PROBLEM REQUIREMENTS: In the material below, find every line containing "utoronto" and copy that line.

SUPPLIED DATA:
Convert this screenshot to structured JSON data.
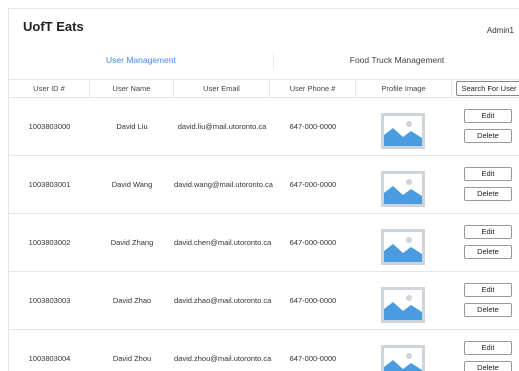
{
  "header": {
    "title": "UofT Eats",
    "user": "Admin1"
  },
  "tabs": [
    {
      "label": "User Management",
      "active": true
    },
    {
      "label": "Food Truck Management",
      "active": false
    }
  ],
  "table": {
    "columns": [
      "User ID #",
      "User Name",
      "User Email",
      "User Phone #",
      "Profile Image"
    ],
    "search_label": "Search For User",
    "edit_label": "Edit",
    "delete_label": "Delete",
    "image_icon": "image-placeholder-icon",
    "rows": [
      {
        "id": "1003803000",
        "name": "David Liu",
        "email": "david.liu@mail.utoronto.ca",
        "phone": "647-000-0000"
      },
      {
        "id": "1003803001",
        "name": "David Wang",
        "email": "david.wang@mail.utoronto.ca",
        "phone": "647-000-0000"
      },
      {
        "id": "1003803002",
        "name": "David Zhang",
        "email": "david.chen@mail.utoronto.ca",
        "phone": "647-000-0000"
      },
      {
        "id": "1003803003",
        "name": "David Zhao",
        "email": "david.zhao@mail.utoronto.ca",
        "phone": "647-000-0000"
      },
      {
        "id": "1003803004",
        "name": "David Zhou",
        "email": "david.zhou@mail.utoronto.ca",
        "phone": "647-000-0000"
      }
    ]
  },
  "colors": {
    "accent": "#3a8ee6",
    "image_sky": "#4a9be0",
    "image_frame": "#cfd4da"
  }
}
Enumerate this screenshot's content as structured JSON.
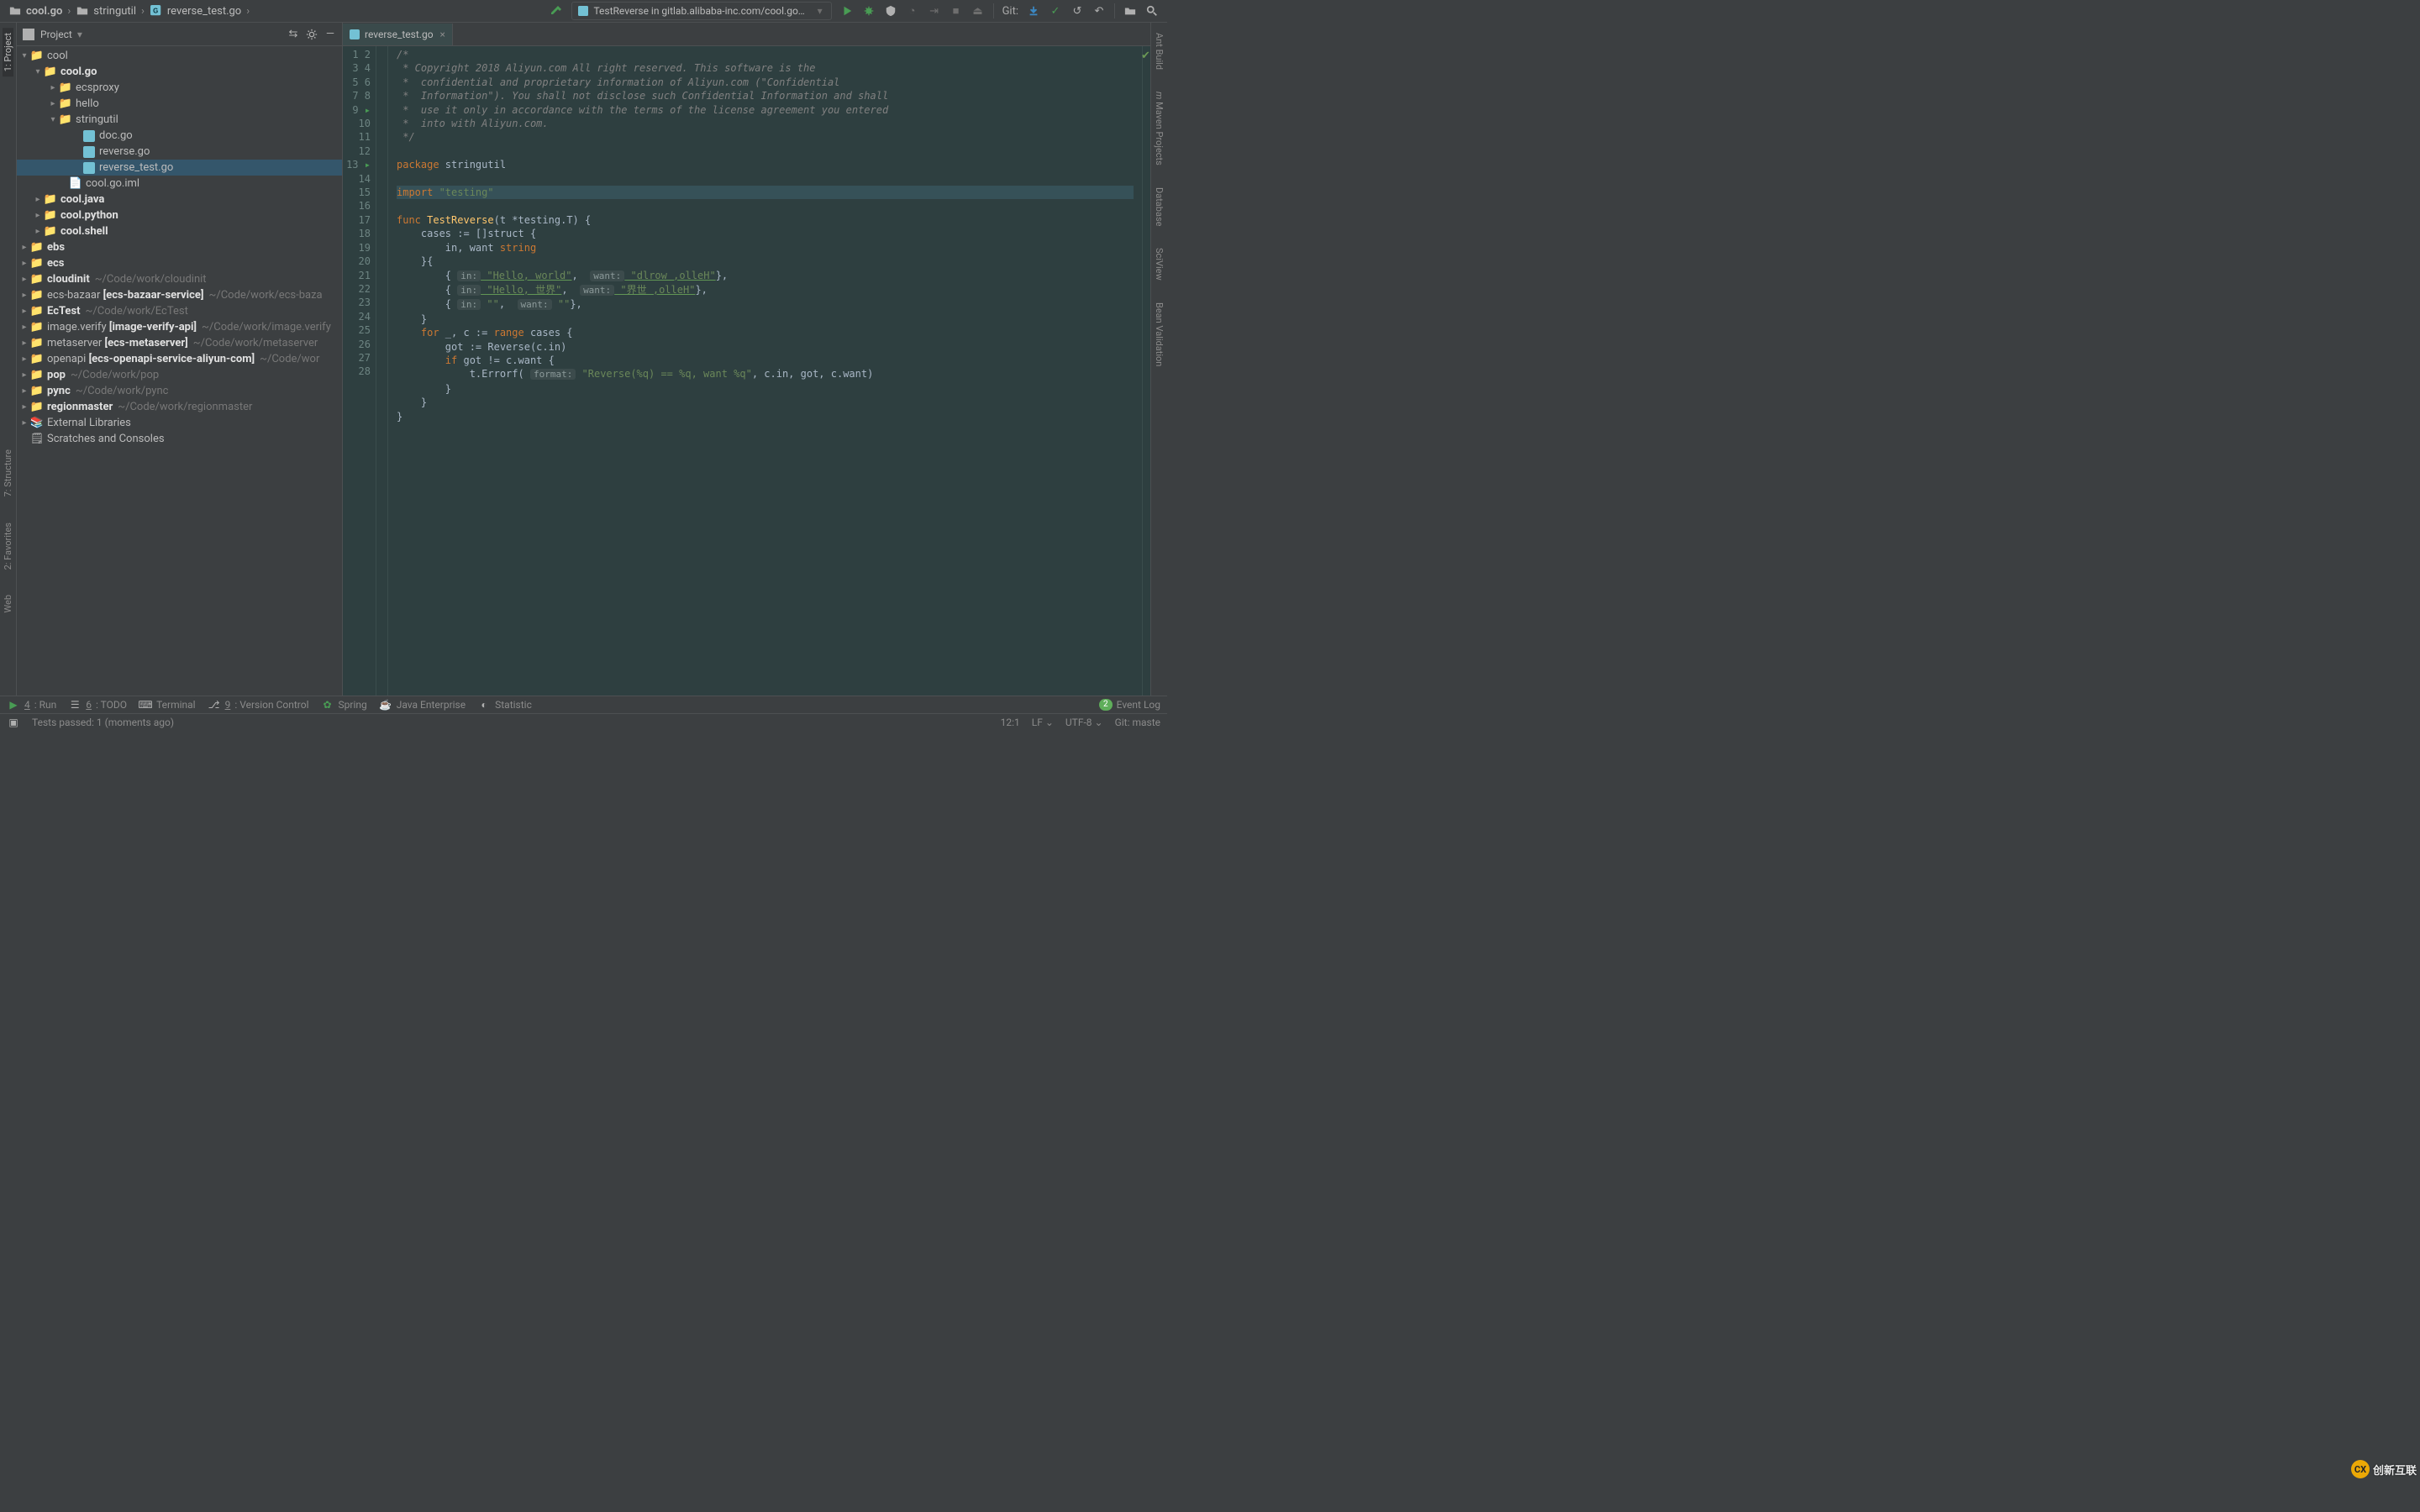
{
  "breadcrumbs": [
    "cool.go",
    "stringutil",
    "reverse_test.go"
  ],
  "run_config": "TestReverse in gitlab.alibaba-inc.com/cool.go/stringutil",
  "git_label": "Git:",
  "project_panel": {
    "title": "Project"
  },
  "tree": {
    "root": "cool",
    "cool_go": "cool.go",
    "ecsproxy": "ecsproxy",
    "hello": "hello",
    "stringutil": "stringutil",
    "doc_go": "doc.go",
    "reverse_go": "reverse.go",
    "reverse_test_go": "reverse_test.go",
    "cool_iml": "cool.go.iml",
    "cool_java": "cool.java",
    "cool_python": "cool.python",
    "cool_shell": "cool.shell",
    "ebs": "ebs",
    "ecs": "ecs",
    "cloudinit": "cloudinit",
    "cloudinit_hint": "~/Code/work/cloudinit",
    "ecs_bazaar": "ecs-bazaar",
    "ecs_bazaar_b": "[ecs-bazaar-service]",
    "ecs_bazaar_hint": "~/Code/work/ecs-baza",
    "ectest": "EcTest",
    "ectest_hint": "~/Code/work/EcTest",
    "image_verify": "image.verify",
    "image_verify_b": "[image-verify-api]",
    "image_verify_hint": "~/Code/work/image.verify",
    "metaserver": "metaserver",
    "metaserver_b": "[ecs-metaserver]",
    "metaserver_hint": "~/Code/work/metaserver",
    "openapi": "openapi",
    "openapi_b": "[ecs-openapi-service-aliyun-com]",
    "openapi_hint": "~/Code/wor",
    "pop": "pop",
    "pop_hint": "~/Code/work/pop",
    "pync": "pync",
    "pync_hint": "~/Code/work/pync",
    "regionmaster": "regionmaster",
    "regionmaster_hint": "~/Code/work/regionmaster",
    "ext_lib": "External Libraries",
    "scratches": "Scratches and Consoles"
  },
  "tab_name": "reverse_test.go",
  "code": {
    "l1": "/*",
    "l2": " * Copyright 2018 Aliyun.com All right reserved. This software is the",
    "l3": " *  confidential and proprietary information of Aliyun.com (\"Confidential",
    "l4": " *  Information\"). You shall not disclose such Confidential Information and shall",
    "l5": " *  use it only in accordance with the terms of the license agreement you entered",
    "l6": " *  into with Aliyun.com.",
    "l7": " */",
    "l9a": "package",
    "l9b": " stringutil",
    "l11a": "import",
    "l11b": " \"testing\"",
    "l13a": "func ",
    "l13b": "TestReverse",
    "l13c": "(t *testing.",
    "l13d": "T",
    "l13e": ") {",
    "l14": "    cases := []struct {",
    "l15a": "        in, want ",
    "l15b": "string",
    "l16": "    }{",
    "l17a": "        { ",
    "l17in": "in:",
    "l17b": " \"Hello, world\"",
    "l17c": ",  ",
    "l17want": "want:",
    "l17d": " \"dlrow ,olleH\"",
    "l17e": "},",
    "l18a": "        { ",
    "l18in": "in:",
    "l18b": " \"Hello, 世界\"",
    "l18c": ",  ",
    "l18want": "want:",
    "l18d": " \"界世 ,olleH\"",
    "l18e": "},",
    "l19a": "        { ",
    "l19in": "in:",
    "l19b": " \"\"",
    "l19c": ",  ",
    "l19want": "want:",
    "l19d": " \"\"",
    "l19e": "},",
    "l20": "    }",
    "l21a": "    for ",
    "l21b": "_, c := ",
    "l21c": "range",
    "l21d": " cases {",
    "l22": "        got := Reverse(c.in)",
    "l23a": "        if ",
    "l23b": "got != c.want {",
    "l24a": "            t.Errorf( ",
    "l24fmt": "format:",
    "l24b": " \"Reverse(%q) == %q, want %q\"",
    "l24c": ", c.in, got, c.want)",
    "l25": "        }",
    "l26": "    }",
    "l27": "}"
  },
  "left_tabs": {
    "project": "1: Project",
    "structure": "7: Structure",
    "favorites": "2: Favorites",
    "web": "Web"
  },
  "right_tabs": {
    "ant": "Ant Build",
    "maven": "Maven Projects",
    "database": "Database",
    "sciview": "SciView",
    "bean": "Bean Validation"
  },
  "bottom": {
    "run": "4: Run",
    "todo": "6: TODO",
    "terminal": "Terminal",
    "vcs": "9: Version Control",
    "spring": "Spring",
    "javaee": "Java Enterprise",
    "statistic": "Statistic",
    "event_log": "Event Log",
    "badge": "2"
  },
  "status": {
    "msg": "Tests passed: 1 (moments ago)",
    "pos": "12:1",
    "lf": "LF",
    "enc": "UTF-8",
    "git": "Git: maste"
  },
  "watermark": "创新互联",
  "colors": {
    "bg": "#2b2b2b",
    "accent": "#499c54"
  }
}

SOLUTION TO THIS EXERCISE:
        "email": "david.liu@mail.utoronto.ca",
        "email": "david.wang@mail.utoronto.ca",
        "email": "david.chen@mail.utoronto.ca",
        "email": "david.zhao@mail.utoronto.ca",
        "email": "david.zhou@mail.utoronto.ca",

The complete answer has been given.